This makes things much easier and a bit less confusing. However, we were not able to get Apache’s authentication for Subversion to authenticate while ignoring case, which means for now you’ll be required to use lowercase emails when authenticating for Subversion. For most people this should be a non-issue since most emails aren’t mixed case, but for the rest of you, we hope this doesn’t inconvenience you too much. We may be asking you to break habit, but at the same time it’s less keys to press. ; )

If it becomes that big of an issue, we can start hacking Apache modules. But we’d rather focus on more important issues in this infrastructure phase, like migrating all your data to a replicated PostgreSQL database and getting Trac off CGI onto tracd clusters.

-Jeff

Getting serious

November 20, 2006

In about a week we’ll be deploying what’s basically a completely rewritten DevjaVu based on Trac 0.10! Along with all the greatness of Trac 0.10, this update is going to give you automatic spam filtering, commit message triggers, and wiki enhancements.
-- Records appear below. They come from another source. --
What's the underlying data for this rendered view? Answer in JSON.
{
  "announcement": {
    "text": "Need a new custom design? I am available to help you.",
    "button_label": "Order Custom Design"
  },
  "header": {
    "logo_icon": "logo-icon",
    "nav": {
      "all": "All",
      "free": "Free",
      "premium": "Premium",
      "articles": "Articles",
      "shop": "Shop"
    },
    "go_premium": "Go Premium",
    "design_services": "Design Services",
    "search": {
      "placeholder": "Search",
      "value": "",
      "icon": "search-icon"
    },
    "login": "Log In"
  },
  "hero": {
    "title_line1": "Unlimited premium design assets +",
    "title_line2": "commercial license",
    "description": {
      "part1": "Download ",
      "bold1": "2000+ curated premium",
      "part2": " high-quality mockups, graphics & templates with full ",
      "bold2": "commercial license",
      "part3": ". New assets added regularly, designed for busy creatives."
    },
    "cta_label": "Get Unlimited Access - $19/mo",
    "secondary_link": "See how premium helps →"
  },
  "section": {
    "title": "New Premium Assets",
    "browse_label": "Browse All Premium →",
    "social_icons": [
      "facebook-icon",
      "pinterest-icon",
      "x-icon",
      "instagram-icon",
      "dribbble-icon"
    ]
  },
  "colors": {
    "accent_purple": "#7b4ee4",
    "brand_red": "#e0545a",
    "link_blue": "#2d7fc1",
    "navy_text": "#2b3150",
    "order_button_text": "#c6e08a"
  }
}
Most importantly though, it should open the floodgate to more long awaited features, fixes, and of course, our premium packages.

You see, what we have live now is really just mature prototype code. For the most part it gets the job done, but without things like a proper vendor branch, it’s almost impossible to upgrade Trac. That’s the reason we’ve been on Trac 0.9 for so long.

This newly engineered version uses Rake for the build process of setting up and installing Trac and its plugins. I have got to say that Rake is great. We also use Rake to automate a lot of our system management processes. I just automated our deployment process with Capistrano, which makes it all the more easier and quicker for us to get out new features and fixes. If you have the means, I highly recommend trying Rake and Capistrano for even non-Ruby projects.

Anyway, see you in about a week with the new release and some more exciting announcements. Our traffic keeps climbing, invitaton pleas keep rolling in, and the feedback has been great. The best part is we haven’t even gotten started yet…

-Jeff